The tiny phytoplankton Emiliania huxleyi,
invisible to the naked eye, plays an outsized role in drawing carbon from the
atmosphere and sequestering it deep in the seas. But this role may change as
ocean water becomes warmer and more acidic, according to a San Francisco State
University research team.
In a study published in Global Change Biology, SF State Assistant Professor of Biology
Jonathon Stillman and colleagues show how climate-driven changes in nitrogen
sources and carbon dioxide levels in seawater could work together to make Emiliania
huxleyi a less effective agent of carbon storage in the deep ocean, the
world’s largest carbon sink.
Changes to this massive carbon sink could have a
critical effect on the planet’s future climate, Stillman says, especially as
atmospheric carbon dioxide levels continue to rise sharply as a result of
fossil fuel burning and other human activities.
While floating free in the sunny top layers of the
oceans, the phytoplankton develop elaborate plates of calcified armor called
coccoliths. The coccoliths form a hard and heavy shell that eventually sinks to
the ocean depths. “About 80% of inorganic carbon trapped down there is from
coccoliths like these,” says Stillman.
Stillman and his colleagues wanted to discover how
ocean acidification and changes in the ocean’s nitrogen cycle—both hallmarks of
climate warming—might effect coccolith development. So they raised more than
200 generations of Emiliania huxleyi in the laboratory, adjusting carbon
dioxide levels and the type of nitrogen in the phytoplankton’s seawater bath.
They found that high levels of carbon
dioxide—which make the water more acidic—along with a shift in the prevailing
nitrogen type from nitrates to ammonium—”had a synergistic effect” on
the phytoplankton’s biology and growth.
In particular, coccoliths formed under conditions
of high carbon dioxide and high ammonium levels were incomplete or hollow, and
contained less than the usual amount of inorganic carbon, the researchers note.
“The ratio of inorganic to organic carbon is
important,” Stillman explains. “As inorganic carbon increases, it
adds more ballast to the hard shell, which makes it sink and makes it more
likely to be transported to the deep ocean. Without this, the carbon is more

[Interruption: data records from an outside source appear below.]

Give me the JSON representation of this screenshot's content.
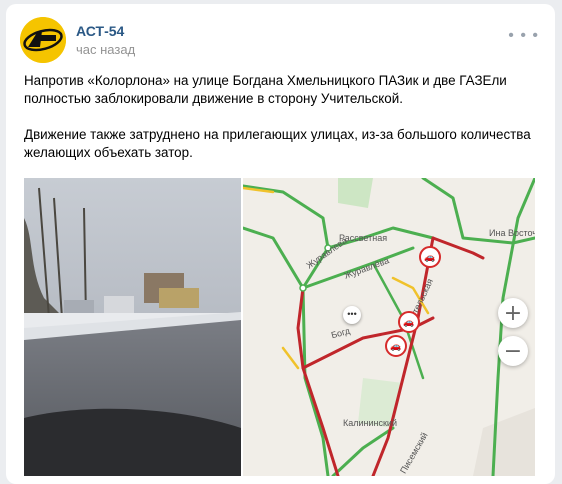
{
  "post": {
    "author": "АСТ-54",
    "time": "час назад",
    "paragraphs": [
      "Напротив «Колорлона» на улице Богдана Хмельницкого ПАЗик и две ГАЗЕли полностью заблокировали движение в сторону Учительской.",
      "Движение также затруднено на прилегающих улицах, из-за большого количества желающих объехать затор."
    ]
  },
  "map": {
    "street_labels": [
      "Рассветная",
      "Журавлева",
      "Журавлёва",
      "Ина Восточная",
      "Учительская",
      "Калининский",
      "Писемский",
      "Богд"
    ],
    "zoom_in": "+",
    "zoom_out": "−"
  },
  "icons": [
    "more-icon",
    "chat-icon",
    "traffic-accident-icon"
  ],
  "colors": {
    "link": "#2a5885",
    "avatar": "#f5c400",
    "jam_red": "#c0262b",
    "free_green": "#4caf50",
    "slow_yellow": "#f0c22b"
  }
}
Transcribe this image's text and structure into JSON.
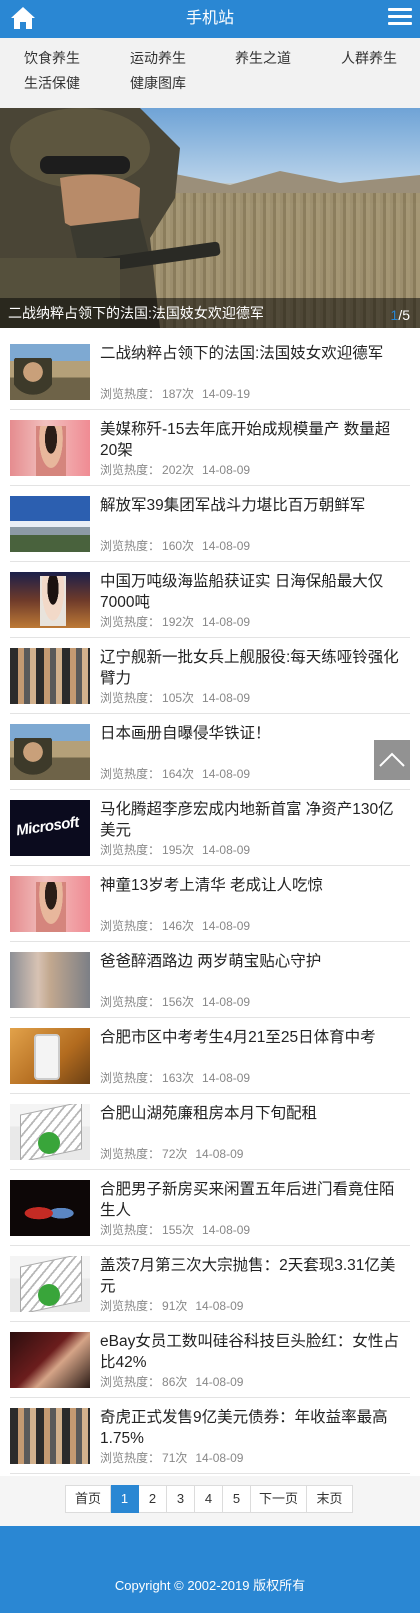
{
  "header": {
    "title": "手机站",
    "home_icon": "home-icon",
    "menu_icon": "menu-icon",
    "color": "#2a87d3"
  },
  "categories": [
    "饮食养生",
    "运动养生",
    "养生之道",
    "人群养生",
    "生活保健",
    "健康图库"
  ],
  "banner": {
    "caption": "二战纳粹占领下的法国:法国妓女欢迎德军",
    "current": "1",
    "total": "/5"
  },
  "news": [
    {
      "title": "二战纳粹占领下的法国:法国妓女欢迎德军",
      "views_label": "浏览热度：",
      "views": "187次",
      "date": "14-09-19",
      "thumb": "soldier"
    },
    {
      "title": "美媒称歼-15去年底开始成规模量产 数量超20架",
      "views_label": "浏览热度：",
      "views": "202次",
      "date": "14-08-09",
      "thumb": "woman"
    },
    {
      "title": "解放军39集团军战斗力堪比百万朝鲜军",
      "views_label": "浏览热度：",
      "views": "160次",
      "date": "14-08-09",
      "thumb": "city"
    },
    {
      "title": "中国万吨级海监船获证实 日海保船最大仅7000吨",
      "views_label": "浏览热度：",
      "views": "192次",
      "date": "14-08-09",
      "thumb": "harbor"
    },
    {
      "title": "辽宁舰新一批女兵上舰服役:每天练哑铃强化臂力",
      "views_label": "浏览热度：",
      "views": "105次",
      "date": "14-08-09",
      "thumb": "crowd"
    },
    {
      "title": "日本画册自曝侵华铁证！",
      "views_label": "浏览热度：",
      "views": "164次",
      "date": "14-08-09",
      "thumb": "soldier"
    },
    {
      "title": "马化腾超李彦宏成内地新首富 净资产130亿美元",
      "views_label": "浏览热度：",
      "views": "195次",
      "date": "14-08-09",
      "thumb": "ms"
    },
    {
      "title": "神童13岁考上清华 老成让人吃惊",
      "views_label": "浏览热度：",
      "views": "146次",
      "date": "14-08-09",
      "thumb": "woman"
    },
    {
      "title": "爸爸醉酒路边 两岁萌宝贴心守护",
      "views_label": "浏览热度：",
      "views": "156次",
      "date": "14-08-09",
      "thumb": "gym"
    },
    {
      "title": "合肥市区中考考生4月21至25日体育中考",
      "views_label": "浏览热度：",
      "views": "163次",
      "date": "14-08-09",
      "thumb": "phone"
    },
    {
      "title": "合肥山湖苑廉租房本月下旬配租",
      "views_label": "浏览热度：",
      "views": "72次",
      "date": "14-08-09",
      "thumb": "bldg"
    },
    {
      "title": "合肥男子新房买来闲置五年后进门看竟住陌生人",
      "views_label": "浏览热度：",
      "views": "155次",
      "date": "14-08-09",
      "thumb": "stage"
    },
    {
      "title": "盖茨7月第三次大宗抛售：2天套现3.31亿美元",
      "views_label": "浏览热度：",
      "views": "91次",
      "date": "14-08-09",
      "thumb": "bldg"
    },
    {
      "title": "eBay女员工数叫硅谷科技巨头脸红：女性占比42%",
      "views_label": "浏览热度：",
      "views": "86次",
      "date": "14-08-09",
      "thumb": "party"
    },
    {
      "title": "奇虎正式发售9亿美元债券：年收益率最高1.75%",
      "views_label": "浏览热度：",
      "views": "71次",
      "date": "14-08-09",
      "thumb": "crowd"
    }
  ],
  "ms_logo_text": "Microsoft",
  "pagination": {
    "first": "首页",
    "pages": [
      "1",
      "2",
      "3",
      "4",
      "5"
    ],
    "active": "1",
    "next": "下一页",
    "last": "末页"
  },
  "footer": {
    "copyright": "Copyright © 2002-2019 版权所有"
  }
}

likely to be recycled into the Earth’s atmosphere.”
“Our results suggest in the future there will
be overall lower amounts of calcification and overall lower amount of transport
of carbon to the deep ocean,” he adds.
Emiliania huxleyi typically use nitrates to make proteins, but this form of
nitrogen may be in shorter supply for the phytoplankton as the world’s oceans
grow warmer and more acidic, Stillman and colleagues suggest. In the open
ocean, nitrates are upwelled from deep waters, but a thickening layer of warmer
surface water could inhibit this upwelling. At the same time, the warmer
temperatures favor bacteria that turn recycled nitrogen from surface waters and
the atmosphere into ammonium, and acidification inhibits the bacteria that turn
ammonium into nitrate.
“It is likely that in the future, the ocean
surface will contain more ammonium,” which the phytoplankton will
assimilate instead of nitrates, Stillman suggests. “Metabolizing nitrogen
as ammonium versus nitrates requires different biochemical constituents that
impact how well the cells make their coccoliths. They will survive just fine,
but their biology will be different as a result.”
The study by Stillman and colleagues is the first
to look at the intertwined effects of ocean acidification and changes in
nitrogen on phytoplankton like Emiliania huxleyi. It’s also one of the
first studies to observe these effects continuously over a long time scale,
“so the responses of the phytoplankton are likely what we’ll see in the
ocean itself,” Stillman says.
Stephane Lefebrve, the SF State postdoctoral student who developed the
experiments for the study, says he is now looking for phytoplankton genes that
“will help us to build the genetic blueprint of their responses to
elevated carbon dioxide and a nitrogen source”